In a K&L Gates client alert, partners Jim Bulling, Daniel Knight and Gabrielle Palmieri reviewed the new issues for superannuation and hedge funds thrown up by Australian financial services reforms.
The team found that superannuation fund trustees will be seeking increased input and cooperation from their investment managers in order to comply with new regulatory requirements while hedge funds will need to consider their status under the refined definition of 'hedge fund'.
Superannuation: New Reporting Standards
Australia's prudential regulator, the Australian Prudential Regulation Authority (APRA) recently finalised a series of 35 new reporting standards which require superannuation fund trustees to submit detailed data on a quarterly or annual basis.
While some of the standards are related to internal trustee matters, many are concerned with fund investment and performance issues. The team at K&L Gates anticipates that investment managers will be asked to assist trustees compile and collate this information in the formats required by the regulator. For example, trustees will be required to report to APRA:
K&L Gates reports that for some standards, APRA requires information for the period commencing 1 July 2013 while the remainder of the reporting standards are in respect of the period commencing 1 July 2014. In most cases, the reporting date is 28 days after the end of the reporting period (for quarterly reporting standards) or 31 days after the end of the reporting period (for annual reporting standards). APRA has granted very short extensions on the first reporting date for some of the reporting requirements.
They write: "Managers will need to build into their systems the capability to provide the information required by APRA and those managers who are unwilling or unable to provide the required information may find it difficult to keep their superannuation mandates."
Performance Fees for Investment Managers
The current reforms also restrict the circumstances in which superannuation funds can pay performance fees to their investment managers for arrangements entered into on or after 1 July 2013, the firm finds. "These restrictions are strictest for funds which accept "default employer contributions", ie the mandatory contributions from employers on behalf of their employees to a fund selected by the employer. Default employer contributions make up the majority of contributions into superannuation funds in Australia." Funds accepting these contributions can only pay a performance fee to their investment manager where:

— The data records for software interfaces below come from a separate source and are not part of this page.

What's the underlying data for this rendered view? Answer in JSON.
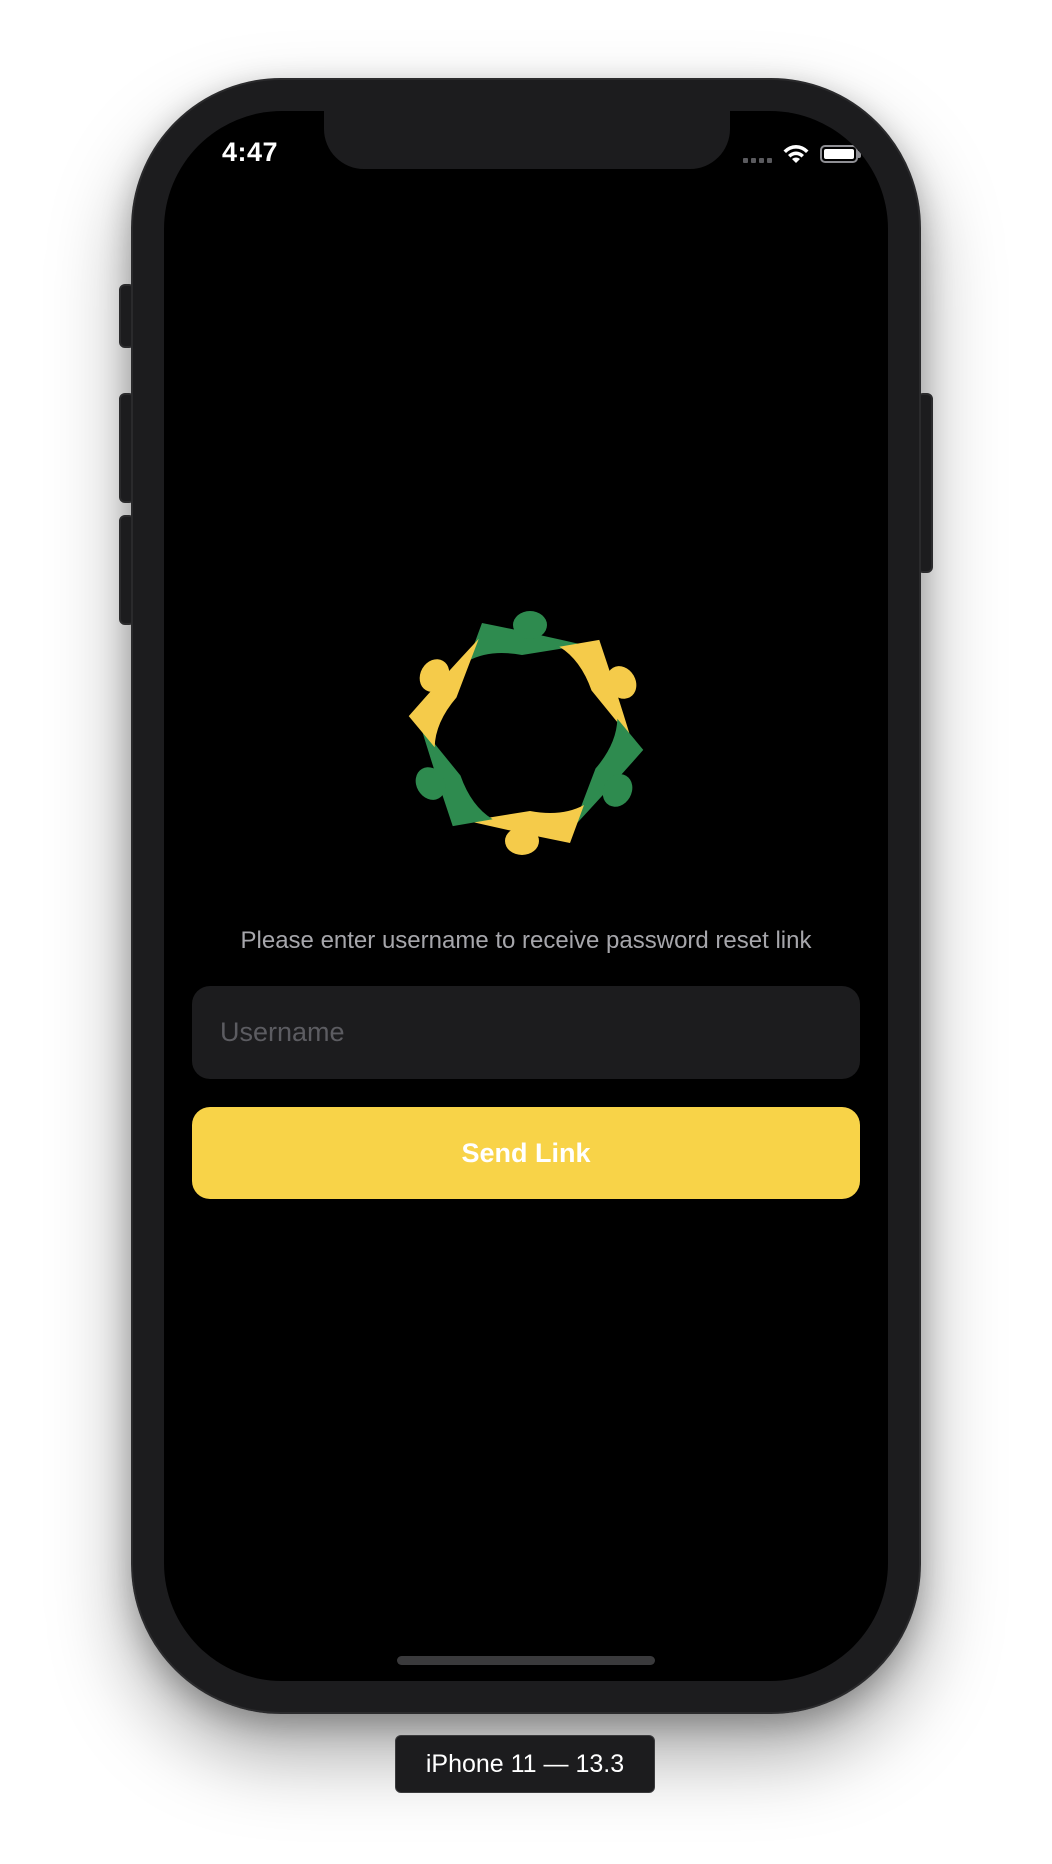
{
  "status_bar": {
    "time": "4:47",
    "icons": [
      "cellular-signal-icon",
      "wifi-icon",
      "battery-icon"
    ]
  },
  "logo": {
    "icon": "people-circle-logo",
    "colors": {
      "green": "#2e8b4f",
      "yellow": "#f5cb4a"
    }
  },
  "reset": {
    "prompt": "Please enter username to receive password reset link",
    "username_placeholder": "Username",
    "username_value": "",
    "send_label": "Send Link"
  },
  "device": {
    "label": "iPhone 11 — 13.3"
  },
  "colors": {
    "background": "#000000",
    "field_bg": "#1c1c1e",
    "accent": "#f8d348",
    "prompt_text": "#a6a6ab"
  }
}
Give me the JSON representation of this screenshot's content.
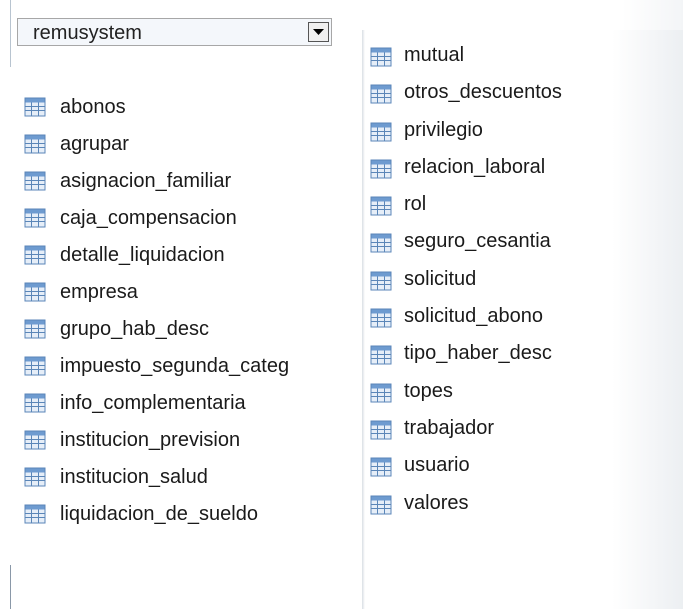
{
  "database_select": {
    "value": "remusystem"
  },
  "tables_left": [
    "abonos",
    "agrupar",
    "asignacion_familiar",
    "caja_compensacion",
    "detalle_liquidacion",
    "empresa",
    "grupo_hab_desc",
    "impuesto_segunda_categ",
    "info_complementaria",
    "institucion_prevision",
    "institucion_salud",
    "liquidacion_de_sueldo"
  ],
  "tables_right": [
    "mutual",
    "otros_descuentos",
    "privilegio",
    "relacion_laboral",
    "rol",
    "seguro_cesantia",
    "solicitud",
    "solicitud_abono",
    "tipo_haber_desc",
    "topes",
    "trabajador",
    "usuario",
    "valores"
  ],
  "icons": {
    "table_icon": "table-icon",
    "dropdown_icon": "chevron-down-icon"
  },
  "colors": {
    "icon_border": "#5b86b8",
    "icon_header": "#6e9bd0",
    "icon_cell": "#e6eef8"
  }
}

These restrictions are designed to align the interests of the investment manager with the employees whose money is being invested, K&L Gates advises.
Refined 'Hedge Fund' Disclosures
The firm writes: "The Australian Securities and Investments Commission (ASIC) has redefined the test for schemes that will be considered hedge funds for the purposes of some new hedge fund disclosure requirements and the requirement to comply with the shorter Product Disclosure Statement (PDS) regime. These new requirements are mandatory for funds which are offered to retail investors in Australia, while hedge funds, which are offered to wholesale investors, are 'encouraged' to comply."
Further, funds that fall within the revised definition of hedge fund will be required to comply with the disclosure obligations set out in Regulatory Guide 240: Hedge funds: Improving disclosure (RG 240) but will not be required to comply with the shorter PDS regime. Some funds that do not fall within the revised definition may be required to comply with the shorter PDS regime. The test for hedge funds has been redesigned to ensure that funds with more orthodox investment strategies are not inadvertently captured under the new definition, as was the case under the previous version.
The new material from ASIC makes it easier to determine whether a scheme falls within the definition of hedge fund and also introduces an anti-avoidance clause to ensure schemes are not structured for the sole purpose of avoiding being characterised as a hedge fund. The amendments to the definition of hedge fund include:
K&L Gates writes: "RG 240 identifies a number of benchmarks and disclosure principles for hedge funds which include:
K&L Gates writes: "The amendments take effect on 1 February 2014 and will result in many hedge funds, which are open to retail investors, having to address a range of additional issues in their disclosure documents."
The team concludes: "The superannuation reforms will require effort from superannuation fund trustees and their investment managers if the new requirements are to be satisfied. In this regard, investment and reporting processes may need to be updated and agreements and mandates may need to be reviewed.
The hedge fund disclosure reforms should result in fewer 'false positives' in relation to classification as a hedge fund for disclosure purposes, ensuring that the disclosure requirements are aimed at the appropriate entities. Fund managers will need to consider whether they fall within the revised hedge fund test and update their disclosure documents accordingly."
Opalesque also reported on the new ASIC hedge fund definitions, with comments from Alex Wise, head of fund services at Select Asset Management.
This article was published in Opalesque's Asia Pacific Intelligence our monthly research update on alternative investments in the Asia-Pacific region.